Book: “There’s A Nightmare in My Closet” by Mercer Mayer
What child hasn’t been afraid of things hiding under their bed or in their closet? This story is about a boy who ultimately confronts that monster in his closet, and finds out that it may not be as scary as he thought. The empowerment of the main character is a nice touch to a story that teaches the readers that sometimes what we are afraid of can’t really hurt us. And Mercer Mayer is always a joy, with fun and sweet characters.
Book: “Wait Til Helen Comes” by Mary Downing Hahn
Mary Downing Hahn is one of the high queens of children’s horror, and “Wait Til Helen Comes” is probably her most well known. When Michael and Molly’s mother marries Heather’s father, the blended family goes through immediate growing pains. Not only is Heather a manipulative brat, but she is constantly talking about her new friend Helen… who happens to be a ghost with not so nice intentions. This book is both creepy, and also addresses some real life issues involving family and siblings.
Book: “The Jumbies” by Tracey Baptiste
This book brings Caribbean folklore to the forefront as it sends thrills and chills down readers spines. Corinne and her father are non believers when it comes to
Jumbies, Haitian folk creatures that lure people into the woods to eat them. But when
Corinne’s father falls under the mysterious spell of a strange woman named Severine, she needs to enlist the help of her friends and a witch in hopes of getting her father back! With diverse characters and a mythology that may be new to readers, “The Jumbies” is a fun, spooky read!
Series: “Goosebumps” by R.L. Stine
Well, of course. R.L. Stine’s classic book series for kids may have started in the 1990s, but it remains a favorite of children who love to be scared. While the levels of horror and themes vary from book to book, there are so many different monsters and creepy crawlies that most horror fans will find a couple that resonate with them (Kate still thinks about “The Werewolf of Fever Swamp” on occasion). True, the stories can be repetitive at times, but the familiarity can be a plus for those who want to read more and more with an author they are comfortable with.
Book: “Daughters Unto Devils” by Amy Lukavics
Starting this section off with a book for hardcore horror fans. The cover alone is jarring and upsetting! When Amanda Verner and her pioneer family move from their home in the mountains to an abandoned house on the prairie, weird things start happening. Amanda, with secrets of her own, starts to wonder if the demon she thinks saw that past winter has followed her… With claustrophobic settings and an undercurrent of paranoia, this book will keep the reader up at night jumping at any sounds outside the window.

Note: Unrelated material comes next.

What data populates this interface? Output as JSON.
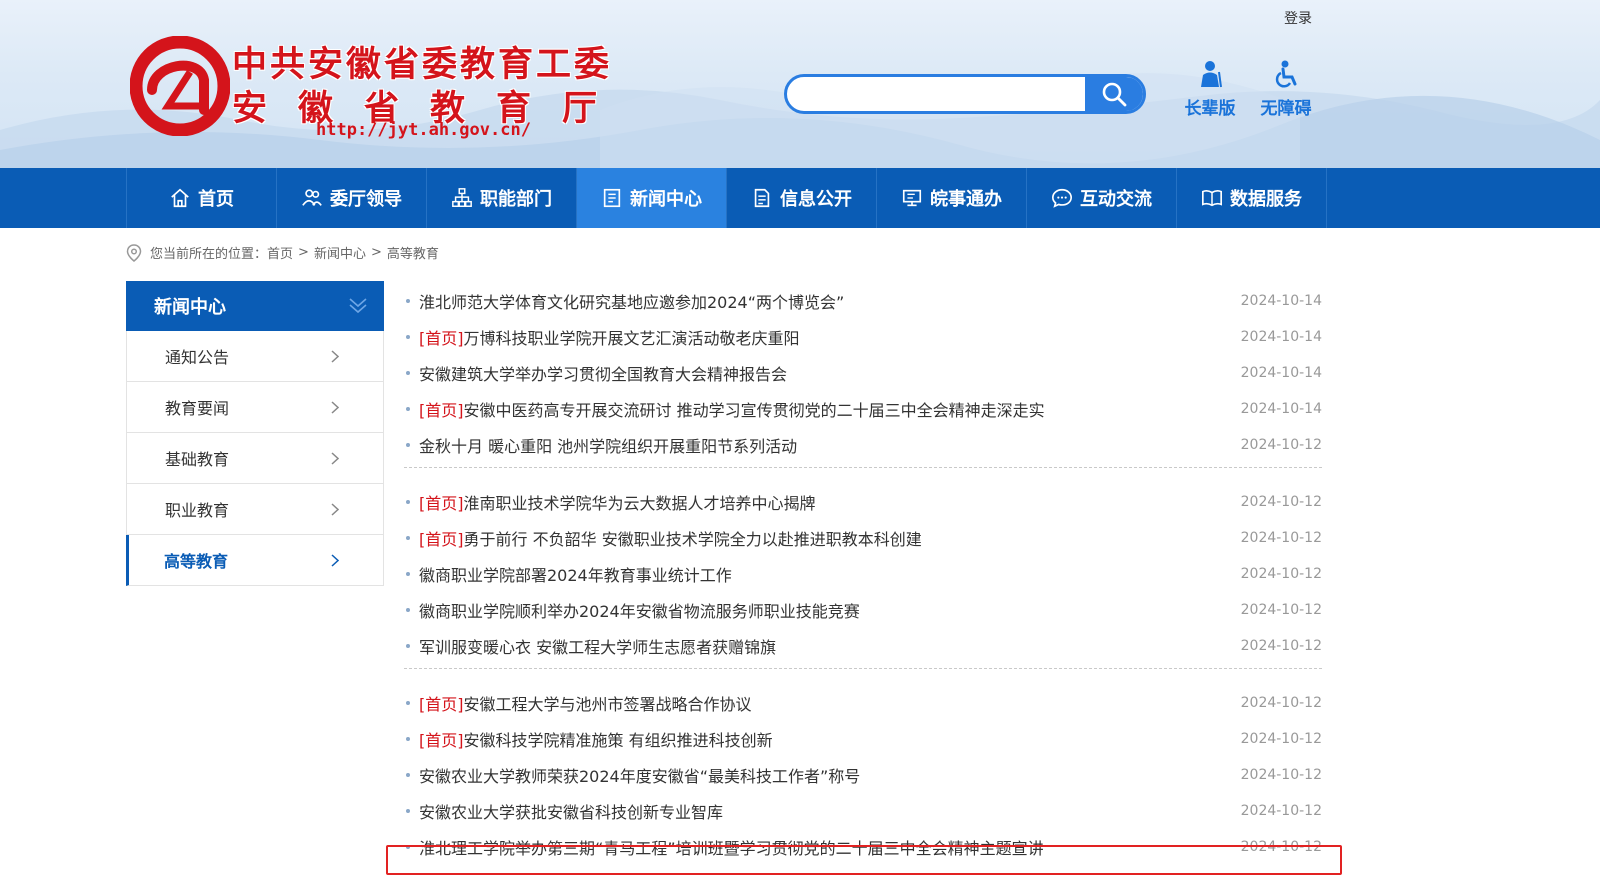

Book: “Slasher Girls and Monster Boys” by April Genevieve Tulchoke
For people who want multiple scary stories that can be read in one sitting, “Slasher Girls and Monster Boys” may be the book for them! this collection of horror short stories takes various pop culture influences to make all new takes of terror. From multiple authors in the YA horror genre, this collection has something fun and scary for everyone! The scary factor also varies from story to story, some being tame and weird, others being deeply disturbing.
Book: “The Girl from The Well” by Rin Chupeco
Fans of “The Ring” and “The Grudge” will be familiar with the premise. Okiku, a Japanese vengeance ghost, traveled the world hunting down child killers and rapists, giving them a death they truly, truly deserve. But one day she stumbles upon a boy named Tarquin, an American teenager with intricate and strange tattoos. They aren't just ordinary tattoos. There is something creepy and sweet about an onryō actually helping others instead of straight up murdering them…
So there you have it!! A list of horror for kids of all ages and all levels of freak out tolerance. If anyone else has any recommendations, leave them in the comments!